The UN site is accessed by educational institutions, advocates, parliamentarians, non-governmental organizations and individuals around the world in six languages. Sooner or later, almost every schoolchild in America is bound to log on to www.un.org. The American taxpayer pays 22% of the cost of building and maintaining the UN website (along with all other regular budget costs). And in only five steps your child too can listen to Iranian President Ahmadinejad deny the Holocaust and talk about those Zionists' "ugly faces." (These were his words at the UN Durban II "anti-racism" conference in April, which the UN has chosen to archive and place permanently on its website.)
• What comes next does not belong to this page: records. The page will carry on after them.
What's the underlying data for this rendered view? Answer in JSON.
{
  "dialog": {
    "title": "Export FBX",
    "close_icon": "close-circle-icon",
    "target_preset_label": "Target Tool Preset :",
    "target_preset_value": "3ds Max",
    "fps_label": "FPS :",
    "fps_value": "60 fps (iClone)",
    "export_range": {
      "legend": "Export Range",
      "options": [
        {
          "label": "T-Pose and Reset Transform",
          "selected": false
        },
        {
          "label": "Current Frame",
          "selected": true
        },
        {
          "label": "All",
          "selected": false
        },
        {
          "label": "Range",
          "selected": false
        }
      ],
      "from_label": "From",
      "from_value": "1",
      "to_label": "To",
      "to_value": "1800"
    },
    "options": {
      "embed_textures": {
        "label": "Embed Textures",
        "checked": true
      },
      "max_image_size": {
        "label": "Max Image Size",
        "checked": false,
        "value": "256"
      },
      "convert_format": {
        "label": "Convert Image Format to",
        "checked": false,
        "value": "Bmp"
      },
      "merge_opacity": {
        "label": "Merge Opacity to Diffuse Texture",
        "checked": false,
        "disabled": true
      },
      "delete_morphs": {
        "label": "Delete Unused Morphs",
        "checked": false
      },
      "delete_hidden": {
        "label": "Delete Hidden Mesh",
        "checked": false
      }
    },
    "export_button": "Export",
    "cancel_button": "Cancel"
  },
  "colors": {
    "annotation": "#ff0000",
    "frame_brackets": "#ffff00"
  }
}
Here are the directions to the world of UN-driven hatred for the Jewish people:
STEP 1: Go to www.un.org
STEP 2: Click "welcome" and you are greeted with "United Nations - It's your world!" [Well, with a few exceptions]
STEP 3: Here we are at the UN English-language home page, headlined "United Nations: We the peoples.A stronger UN for a better world." [Depending on who you are and where you live, mind you] Now click on "Stories from the UN News Center."
STEP 4: Click on "What, when at the UN."
STEP 5: And here we are at the gateway to everything happening at the UN. Under "At a Glance: Recent Action," you can "browse meeting summaries & press releases" by just choosing "select body and date." What body and date, you ask? A handy drop-down menu makes it very easy to understand the programs and priorities for anyone who isn't quite sure what the UN does. There are ten choices: "All venues, General Assembly President, 1st Committee (Disarmament), 2nd Committee (Economic & Social), 3rd Committee (Social, Humanitarian), 4th Committee (Special Political), 5th Committee (Administrative & Budgetary), 6th Committee (Legal), Palestinian Rights, and Committee on Information."
Of course, one thing that can be said in favor of the latest UN outrage is that it makes the double-standards applied to Israel even more obvious. The UN undoubtedly needed to expand the index because the mammoth number of resolutions, documents, press releases, meetings and conferences devoted to condemning Israel had become so large that the hatemongers needed assistance organizing all their Israel-bashing campaign material.
The amount of UN webspace dedicated only to Palestinian claims - including pre-Israel maps - is huge. There is the "United Nations Information System on the Question of Palestine" or UNISPAL, and the anti-Israel non-governmental organization networking scheme called the "NGO network on the Question of Palestine." Added to that is the constant material churned out by the only UN Division focused on a single people - the UN Division on Palestinian Rights. And then there is the UN Human Rights Council, which President Obama has now embraced. It has adopted more resolutions and decisions condemning Israel than all other 191 UN states combined. Along with fellow human rights enthusiasts China, Cuba and Saudi Arabia, American representatives will be taking their place as new Council members in just one week time.
Way back in the pre-internet days of 1945, the UN Charter proclaimed the "equality of nations large and small." Modernity for the UN has brought an end to such lofty commitments.
China 'waging offensive' against human rights lawyers Human Rights Voices